■ EXCERPTED RECORDS:
--------------------------------

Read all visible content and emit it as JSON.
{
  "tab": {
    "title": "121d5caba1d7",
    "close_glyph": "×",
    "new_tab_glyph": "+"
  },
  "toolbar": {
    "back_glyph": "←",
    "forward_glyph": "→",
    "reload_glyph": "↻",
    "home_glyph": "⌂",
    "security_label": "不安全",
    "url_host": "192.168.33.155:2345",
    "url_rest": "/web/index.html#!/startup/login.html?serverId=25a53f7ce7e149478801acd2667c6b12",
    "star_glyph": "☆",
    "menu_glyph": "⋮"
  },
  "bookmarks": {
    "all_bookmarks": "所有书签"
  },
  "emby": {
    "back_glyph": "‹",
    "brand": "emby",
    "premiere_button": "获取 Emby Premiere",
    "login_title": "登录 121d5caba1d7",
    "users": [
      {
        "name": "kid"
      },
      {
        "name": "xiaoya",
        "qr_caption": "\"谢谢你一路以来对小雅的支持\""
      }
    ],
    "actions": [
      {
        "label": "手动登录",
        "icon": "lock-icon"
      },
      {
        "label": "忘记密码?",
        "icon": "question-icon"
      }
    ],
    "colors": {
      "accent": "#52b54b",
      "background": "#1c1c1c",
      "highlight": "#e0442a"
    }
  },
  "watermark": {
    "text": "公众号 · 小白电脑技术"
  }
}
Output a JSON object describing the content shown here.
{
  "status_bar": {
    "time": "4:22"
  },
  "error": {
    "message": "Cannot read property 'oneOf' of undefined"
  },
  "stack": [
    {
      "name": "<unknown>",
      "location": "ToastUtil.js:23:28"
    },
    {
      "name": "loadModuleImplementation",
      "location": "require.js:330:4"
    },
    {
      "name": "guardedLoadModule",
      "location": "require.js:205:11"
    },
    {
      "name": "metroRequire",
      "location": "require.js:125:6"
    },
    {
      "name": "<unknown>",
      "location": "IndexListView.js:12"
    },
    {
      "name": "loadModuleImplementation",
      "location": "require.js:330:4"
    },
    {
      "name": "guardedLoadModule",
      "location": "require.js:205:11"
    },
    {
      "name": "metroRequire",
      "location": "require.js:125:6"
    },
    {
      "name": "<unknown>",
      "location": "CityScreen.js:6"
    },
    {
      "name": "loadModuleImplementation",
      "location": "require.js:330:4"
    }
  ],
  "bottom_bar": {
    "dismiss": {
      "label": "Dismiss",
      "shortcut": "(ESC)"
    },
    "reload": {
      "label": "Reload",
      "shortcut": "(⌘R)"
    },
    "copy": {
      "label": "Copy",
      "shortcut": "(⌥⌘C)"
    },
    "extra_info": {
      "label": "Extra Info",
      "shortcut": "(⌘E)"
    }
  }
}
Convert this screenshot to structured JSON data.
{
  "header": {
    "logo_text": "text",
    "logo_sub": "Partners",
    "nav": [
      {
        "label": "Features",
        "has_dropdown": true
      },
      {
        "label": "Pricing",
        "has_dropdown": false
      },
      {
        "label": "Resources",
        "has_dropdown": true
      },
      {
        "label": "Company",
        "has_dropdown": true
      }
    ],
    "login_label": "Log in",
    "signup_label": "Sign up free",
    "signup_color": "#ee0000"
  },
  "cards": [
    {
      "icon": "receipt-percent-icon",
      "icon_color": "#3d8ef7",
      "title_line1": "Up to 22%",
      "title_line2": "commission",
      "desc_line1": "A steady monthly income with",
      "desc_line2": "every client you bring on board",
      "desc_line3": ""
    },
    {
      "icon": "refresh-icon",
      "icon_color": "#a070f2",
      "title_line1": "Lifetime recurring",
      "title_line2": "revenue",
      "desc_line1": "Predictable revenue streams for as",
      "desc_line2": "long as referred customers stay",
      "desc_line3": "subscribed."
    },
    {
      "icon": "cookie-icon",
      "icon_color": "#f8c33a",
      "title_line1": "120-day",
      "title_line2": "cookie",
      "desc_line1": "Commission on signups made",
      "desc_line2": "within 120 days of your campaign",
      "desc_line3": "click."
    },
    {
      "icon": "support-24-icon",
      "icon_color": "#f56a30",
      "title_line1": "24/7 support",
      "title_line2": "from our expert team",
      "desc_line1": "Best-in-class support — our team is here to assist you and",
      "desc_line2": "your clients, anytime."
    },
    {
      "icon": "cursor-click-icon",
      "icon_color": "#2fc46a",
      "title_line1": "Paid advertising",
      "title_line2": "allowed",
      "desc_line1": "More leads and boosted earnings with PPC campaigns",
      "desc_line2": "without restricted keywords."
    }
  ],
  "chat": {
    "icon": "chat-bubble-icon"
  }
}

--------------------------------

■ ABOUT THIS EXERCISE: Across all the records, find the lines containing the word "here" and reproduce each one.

■ WRITTEN REPLY:
Output a JSON object describing the content shown here.
      "desc_line1": "Best-in-class support — our team is here to assist you and",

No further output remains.